* [DATASET ENTRIES]
********************

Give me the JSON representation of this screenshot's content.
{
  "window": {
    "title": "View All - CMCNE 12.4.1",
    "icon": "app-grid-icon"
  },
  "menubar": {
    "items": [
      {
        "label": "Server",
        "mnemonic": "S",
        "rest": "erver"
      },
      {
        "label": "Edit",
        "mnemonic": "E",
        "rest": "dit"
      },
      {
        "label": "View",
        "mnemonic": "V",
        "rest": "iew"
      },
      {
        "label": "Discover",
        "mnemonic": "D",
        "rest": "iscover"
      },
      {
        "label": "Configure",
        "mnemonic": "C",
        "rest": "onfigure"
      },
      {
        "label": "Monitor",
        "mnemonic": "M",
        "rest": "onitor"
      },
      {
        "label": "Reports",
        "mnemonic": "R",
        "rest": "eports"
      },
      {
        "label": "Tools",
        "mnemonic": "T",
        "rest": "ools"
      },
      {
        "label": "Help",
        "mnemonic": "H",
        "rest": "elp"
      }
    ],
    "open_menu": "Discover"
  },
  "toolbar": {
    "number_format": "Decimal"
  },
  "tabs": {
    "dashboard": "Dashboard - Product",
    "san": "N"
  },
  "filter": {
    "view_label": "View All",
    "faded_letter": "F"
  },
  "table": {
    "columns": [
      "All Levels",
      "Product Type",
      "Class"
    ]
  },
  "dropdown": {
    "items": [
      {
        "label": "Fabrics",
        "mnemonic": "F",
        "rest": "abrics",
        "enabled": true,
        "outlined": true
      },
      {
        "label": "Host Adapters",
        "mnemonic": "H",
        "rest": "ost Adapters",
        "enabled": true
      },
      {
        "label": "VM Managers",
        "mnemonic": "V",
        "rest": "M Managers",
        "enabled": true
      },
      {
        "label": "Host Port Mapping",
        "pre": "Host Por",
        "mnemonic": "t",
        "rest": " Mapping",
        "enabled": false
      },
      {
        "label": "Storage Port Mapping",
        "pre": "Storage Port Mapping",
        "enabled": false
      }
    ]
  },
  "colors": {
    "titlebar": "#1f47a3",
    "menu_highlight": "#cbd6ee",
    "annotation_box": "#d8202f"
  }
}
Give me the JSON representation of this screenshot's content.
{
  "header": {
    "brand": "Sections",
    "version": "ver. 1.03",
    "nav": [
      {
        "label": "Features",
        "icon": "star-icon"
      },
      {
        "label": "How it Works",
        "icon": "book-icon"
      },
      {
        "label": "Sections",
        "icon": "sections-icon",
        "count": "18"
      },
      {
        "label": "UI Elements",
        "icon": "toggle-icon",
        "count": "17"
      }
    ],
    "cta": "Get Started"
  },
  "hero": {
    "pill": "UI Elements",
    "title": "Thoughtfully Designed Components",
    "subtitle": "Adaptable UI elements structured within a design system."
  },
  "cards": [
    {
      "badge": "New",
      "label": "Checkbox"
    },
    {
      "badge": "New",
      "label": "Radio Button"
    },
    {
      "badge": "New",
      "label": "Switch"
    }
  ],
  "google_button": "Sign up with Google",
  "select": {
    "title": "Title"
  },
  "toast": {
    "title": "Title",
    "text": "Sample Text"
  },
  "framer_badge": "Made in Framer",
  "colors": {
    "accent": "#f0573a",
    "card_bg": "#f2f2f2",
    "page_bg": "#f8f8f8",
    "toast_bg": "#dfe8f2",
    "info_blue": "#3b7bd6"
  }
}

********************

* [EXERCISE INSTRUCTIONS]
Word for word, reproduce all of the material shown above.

* [SOLVED EXERCISE]
Give me the JSON representation of this screenshot's content.
{
  "window": {
    "title": "View All - CMCNE 12.4.1",
    "icon": "app-grid-icon"
  },
  "menubar": {
    "items": [
      {
        "label": "Server",
        "mnemonic": "S",
        "rest": "erver"
      },
      {
        "label": "Edit",
        "mnemonic": "E",
        "rest": "dit"
      },
      {
        "label": "View",
        "mnemonic": "V",
        "rest": "iew"
      },
      {
        "label": "Discover",
        "mnemonic": "D",
        "rest": "iscover"
      },
      {
        "label": "Configure",
        "mnemonic": "C",
        "rest": "onfigure"
      },
      {
        "label": "Monitor",
        "mnemonic": "M",
        "rest": "onitor"
      },
      {
        "label": "Reports",
        "mnemonic": "R",
        "rest": "eports"
      },
      {
        "label": "Tools",
        "mnemonic": "T",
        "rest": "ools"
      },
      {
        "label": "Help",
        "mnemonic": "H",
        "rest": "elp"
      }
    ],
    "open_menu": "Discover"
  },
  "toolbar": {
    "number_format": "Decimal"
  },
  "tabs": {
    "dashboard": "Dashboard - Product",
    "san": "N"
  },
  "filter": {
    "view_label": "View All",
    "faded_letter": "F"
  },
  "table": {
    "columns": [
      "All Levels",
      "Product Type",
      "Class"
    ]
  },
  "dropdown": {
    "items": [
      {
        "label": "Fabrics",
        "mnemonic": "F",
        "rest": "abrics",
        "enabled": true,
        "outlined": true
      },
      {
        "label": "Host Adapters",
        "mnemonic": "H",
        "rest": "ost Adapters",
        "enabled": true
      },
      {
        "label": "VM Managers",
        "mnemonic": "V",
        "rest": "M Managers",
        "enabled": true
      },
      {
        "label": "Host Port Mapping",
        "pre": "Host Por",
        "mnemonic": "t",
        "rest": " Mapping",
        "enabled": false
      },
      {
        "label": "Storage Port Mapping",
        "pre": "Storage Port Mapping",
        "enabled": false
      }
    ]
  },
  "colors": {
    "titlebar": "#1f47a3",
    "menu_highlight": "#cbd6ee",
    "annotation_box": "#d8202f"
  }
}
Give me the JSON representation of this screenshot's content.
{
  "header": {
    "brand": "Sections",
    "version": "ver. 1.03",
    "nav": [
      {
        "label": "Features",
        "icon": "star-icon"
      },
      {
        "label": "How it Works",
        "icon": "book-icon"
      },
      {
        "label": "Sections",
        "icon": "sections-icon",
        "count": "18"
      },
      {
        "label": "UI Elements",
        "icon": "toggle-icon",
        "count": "17"
      }
    ],
    "cta": "Get Started"
  },
  "hero": {
    "pill": "UI Elements",
    "title": "Thoughtfully Designed Components",
    "subtitle": "Adaptable UI elements structured within a design system."
  },
  "cards": [
    {
      "badge": "New",
      "label": "Checkbox"
    },
    {
      "badge": "New",
      "label": "Radio Button"
    },
    {
      "badge": "New",
      "label": "Switch"
    }
  ],
  "google_button": "Sign up with Google",
  "select": {
    "title": "Title"
  },
  "toast": {
    "title": "Title",
    "text": "Sample Text"
  },
  "framer_badge": "Made in Framer",
  "colors": {
    "accent": "#f0573a",
    "card_bg": "#f2f2f2",
    "page_bg": "#f8f8f8",
    "toast_bg": "#dfe8f2",
    "info_blue": "#3b7bd6"
  }
}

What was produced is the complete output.